The palm oil industry has experienced rapid growth in recent decades, with 69.6 million metric tonnes produced globally in 2017/18 – up from 56.4 million just five years previously and double the amount grown in 1995. Global sales from palm oil exports amounted to US$33.3 billion in 2017, with Indonesia, followed by Malaysia, as the market leaders at $18.5 billion and $9.7 billion respectively.
It is big business, but the online argument appeared straightforward. Surely all manufacturers should follow Iceland’s lead and remove palm oil from their products? Yet slowly a new angle emerged, quieter and less sensationalist, it became clear that things were not so simple.
Let’s look first at the orangutan issue. Deforestation is very real and ongoing – over 250,000 hectares of rainforest are cleared annually in Indonesia. Every single minute, an area of tree cover equivalent to the size of 40 football fields is razed or burned. Palm oil plantations do indeed destroy precious, unique and biodiverse habitats. However, palm oil is far from the only culprit, with cattle-ranching, soybean production and timber collection also having very serious impacts on habitat loss.
In fact, cattle-ranching is the largest single cause of deforestation. In addition, it is the palm oil and wood product sectors that are currently most covered by commitments to reduce deforestation, whilst the beef and soy sectors have taken far less action. It is evident that the desire for cheap meat (most soybeans are fed to animals) is the real driver here.
It has been argued that palm oil’s role in replacing fossil fuels gives it some eco-credentials. However, in environmental terms, this does not begin to compensate for the carbon impact of deforestation. Its future as a fuel currently seems limited with the European Union calling for a ban on palm oil for use as biofuel from 2020.
From a health perspective, palm oil has been an improvement on trans-fats, made by hydrogenating vegetable fat. The World Health Organisation (WHO) aims to ban these from the global food supply by 2023, implicated as they are in cardiovascular disease and the deaths of 500,000 people per year (according to figures from the WHO). Palm oil can replace trans-fats in foods and has been welcomed as a healthier option.
There are of course alternatives to palm oil, but they are not without consequences. In comparison with other options such as soybean oil or rapeseed, it is a very efficient crop. It requires less energy, far less land, and lower levels of pesticide and fertiliser and yet generates more oil per hectare than any other oil seed. The boycotting of palm oil would undoubtedly lead to far more pressure on land in South East Asia.
Perhaps the best option is genuine sustainability in the production process. Oil certified under the Round Table on Sustainable Palm Oil (RSPO) should result in local people being treated fairly as well as areas of high conservation value protected. Sadly, even this venture is not without its complexities.
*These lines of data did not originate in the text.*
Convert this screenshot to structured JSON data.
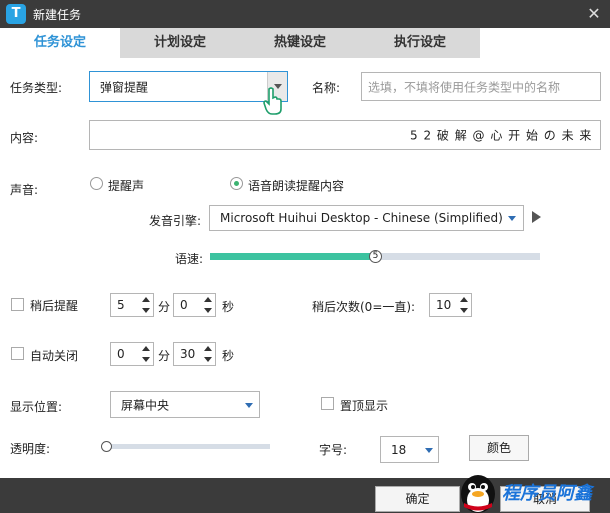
{
  "window": {
    "title": "新建任务",
    "logo": "T",
    "close": "✕"
  },
  "tabs": [
    {
      "label": "任务设定",
      "active": true
    },
    {
      "label": "计划设定",
      "active": false
    },
    {
      "label": "热键设定",
      "active": false
    },
    {
      "label": "执行设定",
      "active": false
    }
  ],
  "task": {
    "type_label": "任务类型:",
    "type_value": "弹窗提醒",
    "name_label": "名称:",
    "name_placeholder": "选填，不填将使用任务类型中的名称",
    "content_label": "内容:",
    "content_value": "5 2 破 解 @ 心 开 始 の 未 来"
  },
  "sound": {
    "label": "声音:",
    "option_beep": "提醒声",
    "option_tts": "语音朗读提醒内容",
    "selected": "tts",
    "engine_label": "发音引擎:",
    "engine_value": "Microsoft Huihui Desktop - Chinese (Simplified)",
    "speed_label": "语速:",
    "speed_value": 5,
    "speed_fraction": 0.5
  },
  "snooze": {
    "label": "稍后提醒",
    "checked": false,
    "minutes": "5",
    "min_unit": "分",
    "seconds": "0",
    "sec_unit": "秒",
    "count_label": "稍后次数(0=一直):",
    "count_value": "10"
  },
  "autoclose": {
    "label": "自动关闭",
    "checked": false,
    "minutes": "0",
    "min_unit": "分",
    "seconds": "30",
    "sec_unit": "秒"
  },
  "display": {
    "position_label": "显示位置:",
    "position_value": "屏幕中央",
    "topmost_label": "置顶显示",
    "opacity_label": "透明度:",
    "opacity_fraction": 0.0,
    "fontsize_label": "字号:",
    "fontsize_value": "18",
    "color_button": "颜色"
  },
  "footer": {
    "ok_button": "确定",
    "cancel_button": "取消",
    "watermark": "程序员阿鑫"
  },
  "colors": {
    "accent": "#2f93d6",
    "slider": "#3cc3a0",
    "titlebar": "#3b3b3b"
  }
}
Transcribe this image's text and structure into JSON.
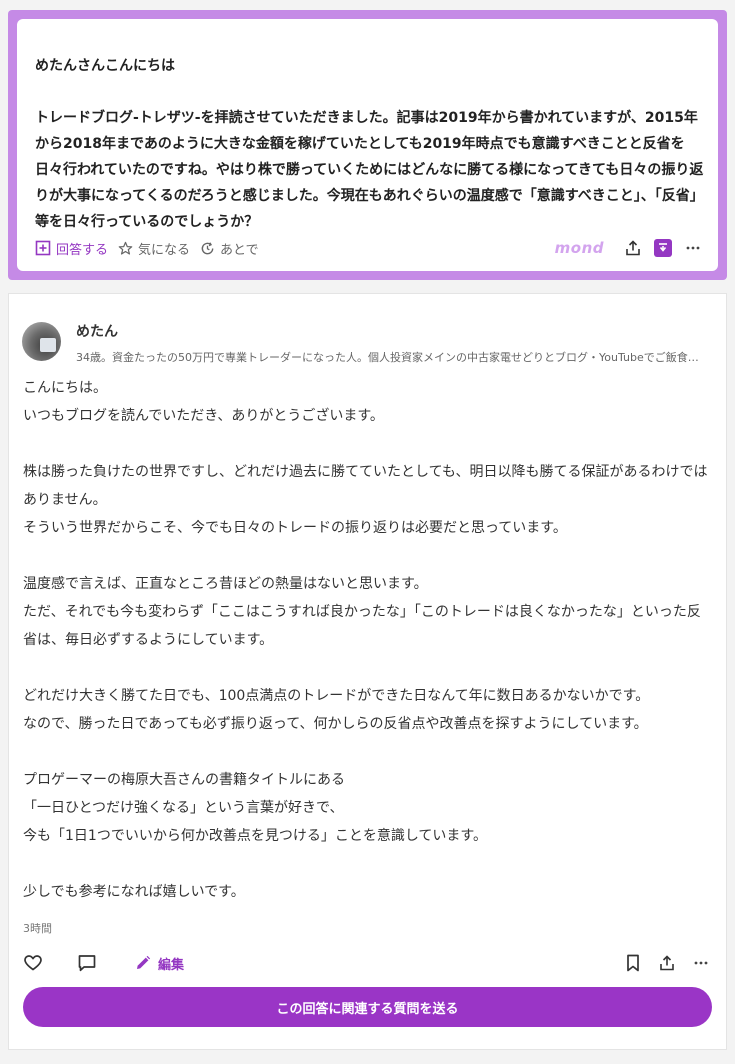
{
  "question": {
    "greeting": "めたんさんこんにちは",
    "body": "トレードブログ-トレザツ-を拝読させていただきました。記事は2019年から書かれていますが、2015年から2018年まであのように大きな金額を稼げていたとしても2019年時点でも意識すべきことと反省を日々行われていたのですね。やはり株で勝っていくためにはどんなに勝てる様になってきても日々の振り返りが大事になってくるのだろうと感じました。今現在もあれぐらいの温度感で「意識すべきこと」、「反省」等を日々行っているのでしょうか？",
    "actions": {
      "answer_label": "回答する",
      "interest_label": "気になる",
      "later_label": "あとで"
    },
    "logo_text": "mond"
  },
  "answer": {
    "author_name": "めたん",
    "author_bio": "34歳。資金たったの50万円で専業トレーダーになった人。個人投資家メインの中古家電せどりとブログ・YouTubeでご飯食べています。…",
    "paragraphs": [
      "こんにちは。",
      "いつもブログを読んでいただき、ありがとうございます。",
      "",
      "株は勝った負けたの世界ですし、どれだけ過去に勝てていたとしても、明日以降も勝てる保証があるわけではありません。",
      "そういう世界だからこそ、今でも日々のトレードの振り返りは必要だと思っています。",
      "",
      "温度感で言えば、正直なところ昔ほどの熱量はないと思います。",
      "ただ、それでも今も変わらず「ここはこうすれば良かったな」「このトレードは良くなかったな」といった反省は、毎日必ずするようにしています。",
      "",
      "どれだけ大きく勝てた日でも、100点満点のトレードができた日なんて年に数日あるかないかです。",
      "なので、勝った日であっても必ず振り返って、何かしらの反省点や改善点を探すようにしています。",
      "",
      "プロゲーマーの梅原大吾さんの書籍タイトルにある",
      "「一日ひとつだけ強くなる」という言葉が好きで、",
      "今も「1日1つでいいから何か改善点を見つける」ことを意識しています。",
      "",
      "少しでも参考になれば嬉しいです。"
    ],
    "time": "3時間",
    "edit_label": "編集",
    "cta_label": "この回答に関連する質問を送る"
  },
  "colors": {
    "accent": "#9a35c6",
    "frame": "#c58ae6"
  }
}
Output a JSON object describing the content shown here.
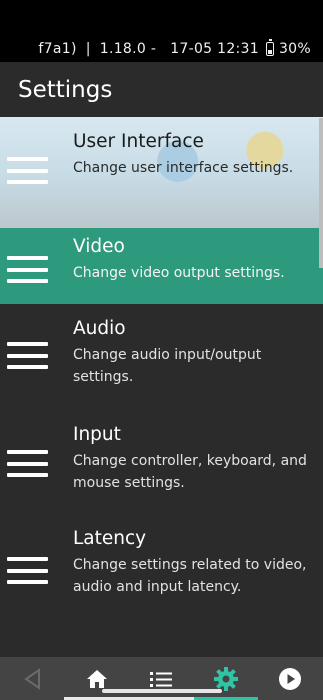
{
  "status_bar": {
    "id": "f7a1)",
    "version": "1.18.0 -",
    "datetime": "17-05 12:31",
    "battery": "30%"
  },
  "header": {
    "title": "Settings"
  },
  "settings_items": [
    {
      "title": "User Interface",
      "desc": "Change user interface settings."
    },
    {
      "title": "Video",
      "desc": "Change video output settings."
    },
    {
      "title": "Audio",
      "desc": "Change audio input/output settings."
    },
    {
      "title": "Input",
      "desc": "Change controller, keyboard, and mouse settings."
    },
    {
      "title": "Latency",
      "desc": "Change settings related to video, audio and input latency."
    }
  ],
  "bottom_nav": {
    "items": [
      "back-icon",
      "home-icon",
      "list-icon",
      "gear-icon",
      "play-icon"
    ],
    "active": "gear-icon",
    "active_color": "#2ec4a4"
  },
  "colors": {
    "selected_item": "#2e9a7d",
    "background": "#2b2b2b"
  }
}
Recent research has emerged that ‘certified sustainable palm oil may kill more wildlife’. According to scientists from Purdue University in the US, plantations with eco-friendly endorsements have lost 38% of forest cover since 2007, whilst those in non-certified areas have lost 34%. Previous analysis found that certified palm oil was only slightly better in terms of preventing deforestation.
At Holden & Partners, we have analysed this complex palm oil situation carefully. We are very aware of the environmental implications of poor manufacturing practices, yet the efficiency of palm oil as a crop means that, when produced sustainably, it fulfils a crucial role in alleviating poverty and sustaining the world’s population. Our aim therefore is to contribute to improving the sustainability of the palm oil industry as well as supporting the development and production of viable alternatives.
Currently, the investment opportunities in practical substitutes are scarce, so the most appropriate way to for us to promote the sustainability of the industry is through monitoring and engagement with the fund managers we use with exposure to palm oil. We hope that this will facilitate investment in a way that rejects deforestation and the environmental damage it brings, whilst supporting the social and economic benefits that palm oil can create when produced sustainability.
Rang-tan is indeed an adorable and charismatic cartoon orangutan, with a simple message that spread like wildfire on social media, but the truth of the matter is far more complicated. As consumers, boycotting palm oil is not the answer – to counter deforestation we would be far better off examining our meat intake. As investors, it is about fostering genuine sustainability that results in real change. The pressure will certainly be on the RSPO to improve the standards for certification, and only then will Rang-tan be happy.